**WHAT IS EXPECTED:**
Go through the records below line by line and report how many lines include "Learning", giving the number only.
Top of RECORD EXTRACTS
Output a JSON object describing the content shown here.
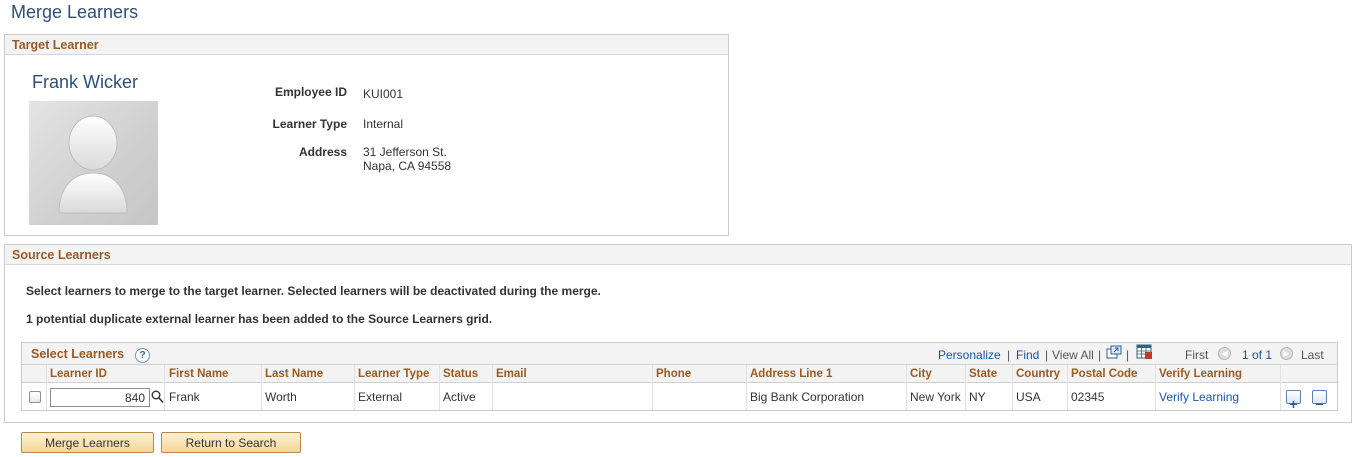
{
  "page_title": "Merge Learners",
  "target": {
    "header": "Target Learner",
    "name": "Frank Wicker",
    "photo_icon": "person-silhouette-icon",
    "fields": {
      "employee_id_label": "Employee ID",
      "employee_id": "KUI001",
      "learner_type_label": "Learner Type",
      "learner_type": "Internal",
      "address_label": "Address",
      "address_line1": "31 Jefferson St.",
      "address_line2": "Napa, CA 94558"
    }
  },
  "source": {
    "header": "Source Learners",
    "instruction": "Select learners to merge to the target learner. Selected learners will be deactivated during the merge.",
    "notice": "1 potential duplicate external learner has been added to the Source Learners grid.",
    "grid": {
      "title": "Select Learners",
      "help_symbol": "?",
      "toolbar": {
        "personalize": "Personalize",
        "sep": "|",
        "find": "Find",
        "view_all": "View All",
        "first": "First",
        "range": "1 of 1",
        "last": "Last"
      },
      "columns": {
        "learner_id": "Learner ID",
        "first_name": "First Name",
        "last_name": "Last Name",
        "learner_type": "Learner Type",
        "status": "Status",
        "email": "Email",
        "phone": "Phone",
        "address_line1": "Address Line 1",
        "city": "City",
        "state": "State",
        "country": "Country",
        "postal_code": "Postal Code",
        "verify_learning": "Verify Learning"
      },
      "rows": [
        {
          "selected": false,
          "learner_id": "840",
          "first_name": "Frank",
          "last_name": "Worth",
          "learner_type": "External",
          "status": "Active",
          "email": "",
          "phone": "",
          "address_line1": "Big Bank Corporation",
          "city": "New York",
          "state": "NY",
          "country": "USA",
          "postal_code": "02345",
          "verify_learning": "Verify Learning",
          "add_symbol": "+",
          "delete_symbol": "−"
        }
      ]
    }
  },
  "buttons": {
    "merge": "Merge Learners",
    "return": "Return to Search"
  },
  "colors": {
    "title_blue": "#2f4f76",
    "section_header_brown": "#9b5a23",
    "link_blue": "#1a55a4",
    "button_gold": "#f3d79b"
  }
}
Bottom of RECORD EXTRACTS
**TASK RESULT:**
2